Afghan Food Delivery to Transit Iran : LUSENET : Grassroots Information Coordination Center (GICC) : One Thread

Afghan Food Delivery to Transit Iran

By ALI AKBAR DAREINI, Associated Press Writer

TEHRAN, Iran (AP) - Iran has agreed to allow the delivery of U.S. food aid through its territory to Afghanistan and the construction of a refugee camp on its soil near the border, relief officials said.

The United States and Iran have not had diplomatic relations since the 1979 Islamic revolution. But as Washington has been putting together an anti-terror coalition the past month, delicate communications have been passed between the two countries.

Marius de Gaay Fortman, a coordinator for the World Food Program, said 45,000 tons of American wheat will arrive in Iran in early November to be delivered to the Afghan people through Iran.

A U.S. ship delivering the wheat will not come to Iran, he said, but rather the supplies will be transferred to another ship provided by the agency in international or Pakistani waters.

Fortman told reporters that another 20,000 tons of wheat donated by the United States will arrive in Pakistan early November, and by December there will be a consignment of 100,000 tons of American wheat for Afghanistan through Iran and Pakistan.

Iran accepted U.S. relief for itself - delivered through international agencies - after destructive earthquakes in 1997 and 1990. This was the first time the government has accepted to open the way for U.S aid on route for Afghanistan. On Tuesday, a senior U.S. official said in Washington that Iran has conveyed to the United States through Swiss intermediaries that it would try to rescue any American military personnel it found in distress on its territory.

Tehran has also allowed refugee camps to be set up on its territory just along the border with Afghanistan in case of an influx of people fleeing the fighting, a Red Cross official said.
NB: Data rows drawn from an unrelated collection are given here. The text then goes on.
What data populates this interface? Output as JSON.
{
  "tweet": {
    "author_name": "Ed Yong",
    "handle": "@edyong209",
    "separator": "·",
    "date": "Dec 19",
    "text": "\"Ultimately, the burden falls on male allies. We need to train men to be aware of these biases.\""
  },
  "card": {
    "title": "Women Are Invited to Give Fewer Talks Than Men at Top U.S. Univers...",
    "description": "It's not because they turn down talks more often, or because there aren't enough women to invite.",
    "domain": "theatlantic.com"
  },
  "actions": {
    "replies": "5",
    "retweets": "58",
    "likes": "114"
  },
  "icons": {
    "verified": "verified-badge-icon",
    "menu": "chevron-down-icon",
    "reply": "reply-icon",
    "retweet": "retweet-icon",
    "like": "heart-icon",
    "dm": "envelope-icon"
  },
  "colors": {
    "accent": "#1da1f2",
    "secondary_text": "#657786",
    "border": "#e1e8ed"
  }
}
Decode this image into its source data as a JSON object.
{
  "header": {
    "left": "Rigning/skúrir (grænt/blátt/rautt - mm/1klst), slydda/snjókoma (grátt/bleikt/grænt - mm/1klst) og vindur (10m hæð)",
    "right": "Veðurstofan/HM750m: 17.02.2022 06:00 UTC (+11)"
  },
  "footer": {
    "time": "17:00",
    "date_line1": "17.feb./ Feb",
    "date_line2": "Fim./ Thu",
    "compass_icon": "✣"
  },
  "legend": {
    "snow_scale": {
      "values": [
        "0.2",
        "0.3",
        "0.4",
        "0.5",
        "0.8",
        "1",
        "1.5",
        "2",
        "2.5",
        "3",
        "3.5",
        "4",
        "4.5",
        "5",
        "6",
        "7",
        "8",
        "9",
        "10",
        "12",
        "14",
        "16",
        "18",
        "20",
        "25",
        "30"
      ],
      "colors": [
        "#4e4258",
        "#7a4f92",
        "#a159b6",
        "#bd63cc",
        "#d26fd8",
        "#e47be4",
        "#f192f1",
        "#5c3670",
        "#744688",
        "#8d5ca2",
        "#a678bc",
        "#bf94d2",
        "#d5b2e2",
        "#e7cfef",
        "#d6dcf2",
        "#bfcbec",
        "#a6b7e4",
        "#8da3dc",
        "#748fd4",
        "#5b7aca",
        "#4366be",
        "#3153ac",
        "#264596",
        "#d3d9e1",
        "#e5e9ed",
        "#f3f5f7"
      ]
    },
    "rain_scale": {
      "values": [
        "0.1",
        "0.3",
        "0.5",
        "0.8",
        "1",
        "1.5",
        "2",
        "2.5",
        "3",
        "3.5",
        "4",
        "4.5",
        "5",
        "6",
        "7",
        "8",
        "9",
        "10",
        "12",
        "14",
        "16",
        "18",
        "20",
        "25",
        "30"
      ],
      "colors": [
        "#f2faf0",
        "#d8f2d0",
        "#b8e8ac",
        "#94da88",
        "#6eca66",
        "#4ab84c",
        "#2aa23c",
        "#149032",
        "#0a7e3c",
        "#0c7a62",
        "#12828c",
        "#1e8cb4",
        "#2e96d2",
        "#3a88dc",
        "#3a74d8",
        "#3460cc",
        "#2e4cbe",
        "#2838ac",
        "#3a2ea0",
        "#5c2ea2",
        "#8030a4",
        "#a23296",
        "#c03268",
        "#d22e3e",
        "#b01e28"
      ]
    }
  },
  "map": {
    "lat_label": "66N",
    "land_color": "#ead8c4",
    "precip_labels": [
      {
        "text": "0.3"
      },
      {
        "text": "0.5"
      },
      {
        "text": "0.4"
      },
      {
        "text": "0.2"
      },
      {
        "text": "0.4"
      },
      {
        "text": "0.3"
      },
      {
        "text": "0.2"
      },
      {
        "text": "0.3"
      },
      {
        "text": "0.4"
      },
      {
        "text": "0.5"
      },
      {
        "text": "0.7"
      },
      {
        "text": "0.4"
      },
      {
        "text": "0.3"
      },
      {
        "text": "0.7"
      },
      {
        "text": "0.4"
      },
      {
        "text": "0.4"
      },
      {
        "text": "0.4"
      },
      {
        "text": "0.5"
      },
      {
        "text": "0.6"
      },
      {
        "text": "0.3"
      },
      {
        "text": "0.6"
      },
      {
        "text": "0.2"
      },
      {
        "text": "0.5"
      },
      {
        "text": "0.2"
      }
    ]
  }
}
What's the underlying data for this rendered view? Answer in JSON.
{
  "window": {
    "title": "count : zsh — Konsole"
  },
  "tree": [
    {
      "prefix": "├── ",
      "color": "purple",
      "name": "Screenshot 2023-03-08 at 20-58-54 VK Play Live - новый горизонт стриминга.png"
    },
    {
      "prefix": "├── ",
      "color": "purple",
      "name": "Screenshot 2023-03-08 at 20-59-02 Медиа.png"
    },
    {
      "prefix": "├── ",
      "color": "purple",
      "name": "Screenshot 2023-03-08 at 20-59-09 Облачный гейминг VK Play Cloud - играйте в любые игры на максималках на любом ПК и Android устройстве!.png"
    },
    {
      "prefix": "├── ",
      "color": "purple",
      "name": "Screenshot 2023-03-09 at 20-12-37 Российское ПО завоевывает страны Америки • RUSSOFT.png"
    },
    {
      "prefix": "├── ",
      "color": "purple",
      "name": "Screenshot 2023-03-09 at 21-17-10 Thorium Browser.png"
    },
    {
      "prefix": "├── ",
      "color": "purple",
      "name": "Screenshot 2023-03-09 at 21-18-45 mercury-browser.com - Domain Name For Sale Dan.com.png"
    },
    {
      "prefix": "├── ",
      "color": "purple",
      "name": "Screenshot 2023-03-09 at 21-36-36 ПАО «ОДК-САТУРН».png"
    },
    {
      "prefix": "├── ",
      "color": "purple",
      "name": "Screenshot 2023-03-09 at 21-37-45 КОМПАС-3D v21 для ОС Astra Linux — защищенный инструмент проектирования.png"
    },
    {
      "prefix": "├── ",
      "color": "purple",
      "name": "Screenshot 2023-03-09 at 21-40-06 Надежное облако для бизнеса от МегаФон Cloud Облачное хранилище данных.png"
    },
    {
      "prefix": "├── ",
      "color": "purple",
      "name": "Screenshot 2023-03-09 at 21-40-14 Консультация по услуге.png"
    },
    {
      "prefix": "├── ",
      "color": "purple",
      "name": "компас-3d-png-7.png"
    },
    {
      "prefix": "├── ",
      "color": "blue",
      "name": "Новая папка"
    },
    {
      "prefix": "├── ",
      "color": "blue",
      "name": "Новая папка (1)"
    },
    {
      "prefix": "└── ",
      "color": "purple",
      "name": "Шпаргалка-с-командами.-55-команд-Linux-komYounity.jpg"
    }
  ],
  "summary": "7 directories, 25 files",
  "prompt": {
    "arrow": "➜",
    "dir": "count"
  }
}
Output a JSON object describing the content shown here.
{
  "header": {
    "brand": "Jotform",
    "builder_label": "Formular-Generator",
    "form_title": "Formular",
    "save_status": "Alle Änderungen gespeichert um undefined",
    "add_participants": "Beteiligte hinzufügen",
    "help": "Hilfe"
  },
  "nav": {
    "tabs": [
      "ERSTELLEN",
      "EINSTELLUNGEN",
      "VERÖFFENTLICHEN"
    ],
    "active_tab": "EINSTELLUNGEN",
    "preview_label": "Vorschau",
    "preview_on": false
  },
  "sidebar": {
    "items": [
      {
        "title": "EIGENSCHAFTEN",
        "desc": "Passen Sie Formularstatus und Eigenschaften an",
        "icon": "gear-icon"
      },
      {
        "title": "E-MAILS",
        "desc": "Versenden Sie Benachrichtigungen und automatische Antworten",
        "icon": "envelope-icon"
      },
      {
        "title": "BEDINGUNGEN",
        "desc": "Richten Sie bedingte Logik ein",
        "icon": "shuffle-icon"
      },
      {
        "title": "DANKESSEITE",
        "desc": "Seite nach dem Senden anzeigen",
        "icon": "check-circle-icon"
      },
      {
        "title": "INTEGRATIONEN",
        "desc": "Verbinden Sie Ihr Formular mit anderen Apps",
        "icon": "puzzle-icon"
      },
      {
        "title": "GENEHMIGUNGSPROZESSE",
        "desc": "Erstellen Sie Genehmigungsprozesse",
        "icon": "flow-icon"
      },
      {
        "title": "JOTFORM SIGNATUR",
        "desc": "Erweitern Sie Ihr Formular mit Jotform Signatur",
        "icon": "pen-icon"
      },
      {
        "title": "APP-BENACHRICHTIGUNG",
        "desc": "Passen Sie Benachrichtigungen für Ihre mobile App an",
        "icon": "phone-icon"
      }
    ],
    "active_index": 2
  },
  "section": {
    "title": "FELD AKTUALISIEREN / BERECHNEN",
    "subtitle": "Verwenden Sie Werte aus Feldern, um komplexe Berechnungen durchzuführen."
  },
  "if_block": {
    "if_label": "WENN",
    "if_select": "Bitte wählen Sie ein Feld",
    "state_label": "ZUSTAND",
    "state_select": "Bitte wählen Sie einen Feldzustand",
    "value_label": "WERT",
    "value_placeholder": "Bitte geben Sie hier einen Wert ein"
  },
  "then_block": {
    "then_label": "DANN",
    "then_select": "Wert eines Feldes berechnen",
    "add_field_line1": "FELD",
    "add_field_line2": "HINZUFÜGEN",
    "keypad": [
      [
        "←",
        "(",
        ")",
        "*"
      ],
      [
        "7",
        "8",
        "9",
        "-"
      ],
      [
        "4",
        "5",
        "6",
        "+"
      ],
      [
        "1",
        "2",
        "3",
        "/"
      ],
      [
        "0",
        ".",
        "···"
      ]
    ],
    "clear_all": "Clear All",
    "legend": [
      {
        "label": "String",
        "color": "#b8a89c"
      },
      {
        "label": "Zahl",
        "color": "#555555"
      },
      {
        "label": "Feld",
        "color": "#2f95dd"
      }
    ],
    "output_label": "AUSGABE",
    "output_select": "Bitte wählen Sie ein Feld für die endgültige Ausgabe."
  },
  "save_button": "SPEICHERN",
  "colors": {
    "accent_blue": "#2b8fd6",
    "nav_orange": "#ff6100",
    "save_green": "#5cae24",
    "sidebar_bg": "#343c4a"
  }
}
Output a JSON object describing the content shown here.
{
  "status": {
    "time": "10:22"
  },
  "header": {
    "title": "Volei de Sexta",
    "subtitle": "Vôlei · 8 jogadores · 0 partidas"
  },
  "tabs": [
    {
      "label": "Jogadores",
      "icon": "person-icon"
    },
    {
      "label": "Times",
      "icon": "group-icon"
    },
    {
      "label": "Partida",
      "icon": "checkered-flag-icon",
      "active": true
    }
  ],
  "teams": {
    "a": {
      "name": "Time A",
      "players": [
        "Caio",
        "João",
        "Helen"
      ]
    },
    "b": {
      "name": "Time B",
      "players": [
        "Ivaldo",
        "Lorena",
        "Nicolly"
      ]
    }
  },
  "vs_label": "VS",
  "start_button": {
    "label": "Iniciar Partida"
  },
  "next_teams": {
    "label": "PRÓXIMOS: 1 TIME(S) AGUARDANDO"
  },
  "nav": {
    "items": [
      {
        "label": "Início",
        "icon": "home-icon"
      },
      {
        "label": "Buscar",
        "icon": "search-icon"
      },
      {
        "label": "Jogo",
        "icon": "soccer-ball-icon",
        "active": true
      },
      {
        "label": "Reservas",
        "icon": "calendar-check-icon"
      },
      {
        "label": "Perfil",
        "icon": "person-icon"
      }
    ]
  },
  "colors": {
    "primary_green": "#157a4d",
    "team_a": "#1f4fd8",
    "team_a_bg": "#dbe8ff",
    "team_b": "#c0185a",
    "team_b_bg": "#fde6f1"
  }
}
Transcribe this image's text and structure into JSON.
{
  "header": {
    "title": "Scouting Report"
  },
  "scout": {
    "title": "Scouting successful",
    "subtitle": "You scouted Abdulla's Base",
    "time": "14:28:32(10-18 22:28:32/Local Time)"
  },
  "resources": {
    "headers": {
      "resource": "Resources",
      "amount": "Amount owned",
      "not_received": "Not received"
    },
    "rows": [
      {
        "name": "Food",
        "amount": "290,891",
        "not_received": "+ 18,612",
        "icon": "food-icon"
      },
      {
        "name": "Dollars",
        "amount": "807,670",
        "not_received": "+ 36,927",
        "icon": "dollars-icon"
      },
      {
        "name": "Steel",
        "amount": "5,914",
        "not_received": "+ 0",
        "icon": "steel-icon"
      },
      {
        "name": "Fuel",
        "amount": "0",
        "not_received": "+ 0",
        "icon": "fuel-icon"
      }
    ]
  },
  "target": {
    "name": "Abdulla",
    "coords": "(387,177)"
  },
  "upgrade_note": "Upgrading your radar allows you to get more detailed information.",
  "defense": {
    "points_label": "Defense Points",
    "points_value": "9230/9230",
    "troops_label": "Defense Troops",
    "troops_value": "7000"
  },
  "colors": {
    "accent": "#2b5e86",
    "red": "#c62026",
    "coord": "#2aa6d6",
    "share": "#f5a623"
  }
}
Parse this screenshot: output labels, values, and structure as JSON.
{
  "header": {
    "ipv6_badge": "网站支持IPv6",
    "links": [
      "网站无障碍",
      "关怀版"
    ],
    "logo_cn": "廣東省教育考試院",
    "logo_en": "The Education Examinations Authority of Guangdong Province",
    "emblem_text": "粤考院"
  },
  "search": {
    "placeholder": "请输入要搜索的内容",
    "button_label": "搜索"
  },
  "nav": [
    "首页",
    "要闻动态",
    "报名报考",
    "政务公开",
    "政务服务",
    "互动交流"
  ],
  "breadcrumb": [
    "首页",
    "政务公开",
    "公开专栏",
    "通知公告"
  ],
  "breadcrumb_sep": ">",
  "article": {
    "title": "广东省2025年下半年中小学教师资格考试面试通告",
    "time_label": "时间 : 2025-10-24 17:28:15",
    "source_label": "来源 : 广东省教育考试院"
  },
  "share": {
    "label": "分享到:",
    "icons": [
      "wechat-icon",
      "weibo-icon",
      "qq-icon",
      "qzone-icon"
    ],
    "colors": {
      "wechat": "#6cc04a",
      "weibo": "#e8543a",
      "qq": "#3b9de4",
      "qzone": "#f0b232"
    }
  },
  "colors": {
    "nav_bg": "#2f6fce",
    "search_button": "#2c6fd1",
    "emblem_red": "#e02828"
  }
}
Iran, already home to some 2 million Afghan refugees, has resisted accepting more in the current crisis.

Setting up the camps at the border will allow easy access to refugees and facilitate relief operations, Astrid Heiberg, president of the International Federation of Red Cross and Red Crescent Societies, told a news conference.

Heiberg said concern is growing that a large number of Afghans will head to the Iranian border as fighting escalates inside Afghanistan and winter approaches. She did not elaborate.

Iran's top decision-making body, the Supreme National Security Council, made the decision on the camps Wednesday after the Taliban refused to allow the camps in Afghanistan, Ahmad Ali Norbala, head of the Iran Red Crescent Society, said at the news conference.

International aid workers pulled out of Afghanistan after the Sept. 11 terror attacks in the United States, leaving local staffers to try to run the operations.

In Vienna, Austria, the U.N. High Commissioner for Refugees, Ruud Lubbers, said Thursday that so far Afghans have not fled in high numbers into neighboring nations, rather they have been fleeing cities to hide in the countryside

But the commissioner is preparing for the worst case scenario of 1.5 million refugees as the crisis sharpens. So far, bout 50,000 Afghan refugees have arrived in Pakistan since Sept. 11.

-- Jackson Brown (, October 21, 2001

Moderation questions? read the FAQ